Having spent a little bit of time learning about various web apps and making different models to test their capabilities, I’ve gotten around to slapping together something of a better repository for the research I’m undertaking. The aim will be to host compressed versions of all models that form part of anything I present or discuss in the academic community for reference of whoever may need it. It’s still a work in progress, but the consolidated design can be seen here. Any feedback would be appreciated! I plan to populate it with other things mentioned on this blog, as well as other ideas I have for thematic maps and photoscans!
I was lucky enough to climb Cotopaxi, one of the world’s highest active volcanos, way back in 2011. It was a really interesting climb, covering some pretty terrifying crevasses but thankfully nothing technically limiting me from reaching the summit. Years later, it’s come to life, so let’s see what we can see shall we?
First port of call when I saw pictures of the plume was to head straight over to the USGS earth explorer portal which is a staple for any Earth Observation research. From the quickview jpg shown below we can make out some clouds above the crater, though hard to distinguish from the surrounding area whether it’s a plume or not.
We can see from the metadata that the exposure was taken at 15:35 GMT, from reports I quickly sought around the web the plume seems to have been pretty big by then (For eg), which means the plume should be visible!
After downloading the landsat 8 scene from the portal I reproduced the ‘quick view’ RGB composites that are viewable within the explorer (Albeit without the same contrast balance, using the much loved imagemagick program) and went about locating the crater.
Wow! Certainly looks pretty active from here! We can use the ‘panchromatic’ band to sharpen the image a bit, as it’s at a higher resolution (15m) then each of the individual color bands (30m). Good tutorials on this process exist. We can further enhance contrast to try and make the whole thing a bit more intuitive to look at.
I’m going to continue keeping an eye on it for the next exposures, Landsat 8’s revisit rate is 16 days so the plume may be dispersed at that stage.
I’ve started becoming a big fan of Torralba’s work, he just seems to be able to identify really simple things and write very elegantly about them! The latest paper of his I’ve become interested in involves a good discussion on how many pixels are required to make up an image. This has very important consequences on choosing resolutions for satellite/robotics applications, and the graphs showing how segmentation improves with increasing pixel count/resolution are a very succinct way of describing the experiment.
Check it out yourself here!
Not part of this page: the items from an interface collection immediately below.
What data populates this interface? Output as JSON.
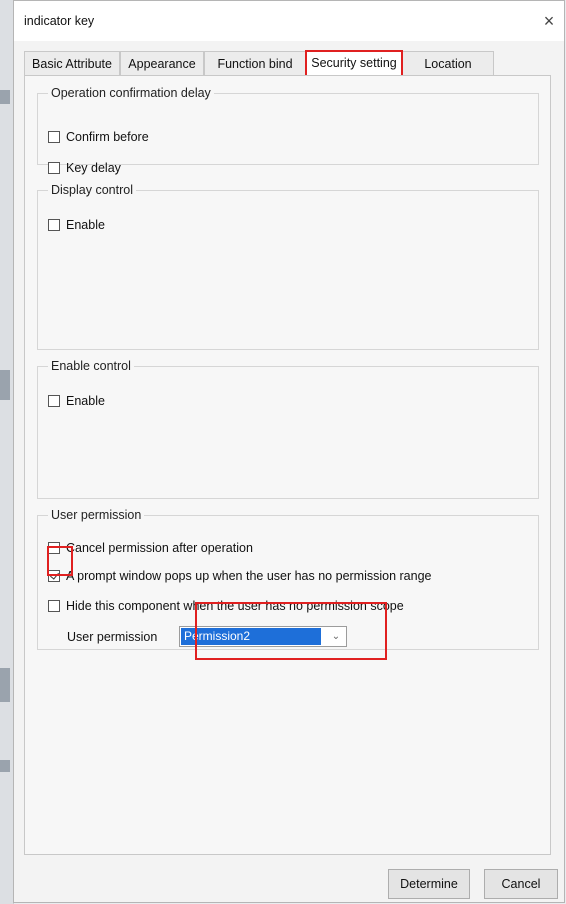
{
  "dialog": {
    "title": "indicator key",
    "close_glyph": "×"
  },
  "tabs": [
    {
      "label": "Basic Attribute",
      "active": false
    },
    {
      "label": "Appearance",
      "active": false
    },
    {
      "label": "Function bind",
      "active": false
    },
    {
      "label": "Security setting",
      "active": true
    },
    {
      "label": "Location",
      "active": false
    }
  ],
  "operation_confirmation": {
    "legend": "Operation confirmation delay",
    "confirm_before": {
      "label": "Confirm before",
      "checked": false
    },
    "key_delay": {
      "label": "Key delay",
      "checked": false
    }
  },
  "display_control": {
    "legend": "Display control",
    "enable": {
      "label": "Enable",
      "checked": false
    }
  },
  "enable_control": {
    "legend": "Enable control",
    "enable": {
      "label": "Enable",
      "checked": false
    }
  },
  "user_permission": {
    "legend": "User permission",
    "cancel_after_operation": {
      "label": "Cancel permission after operation",
      "checked": false
    },
    "prompt_window": {
      "label": "A prompt window pops up when the user has no permission range",
      "checked": true
    },
    "hide_component": {
      "label": "Hide this component when the user has no permission scope",
      "checked": false
    },
    "permission_select": {
      "label": "User permission",
      "value": "Permission2",
      "icon": "chevron-down-icon"
    }
  },
  "buttons": {
    "determine": "Determine",
    "cancel": "Cancel"
  },
  "colors": {
    "highlight": "#e02020",
    "selection": "#1e6fd9"
  }
}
Picked this up off twitter – some really amazing footage of Patagonia, brings back memories from when I visited 4 years ago! Timestorm films have many other really amazing timelapses using their high quality cameras, check them out if you’re interested!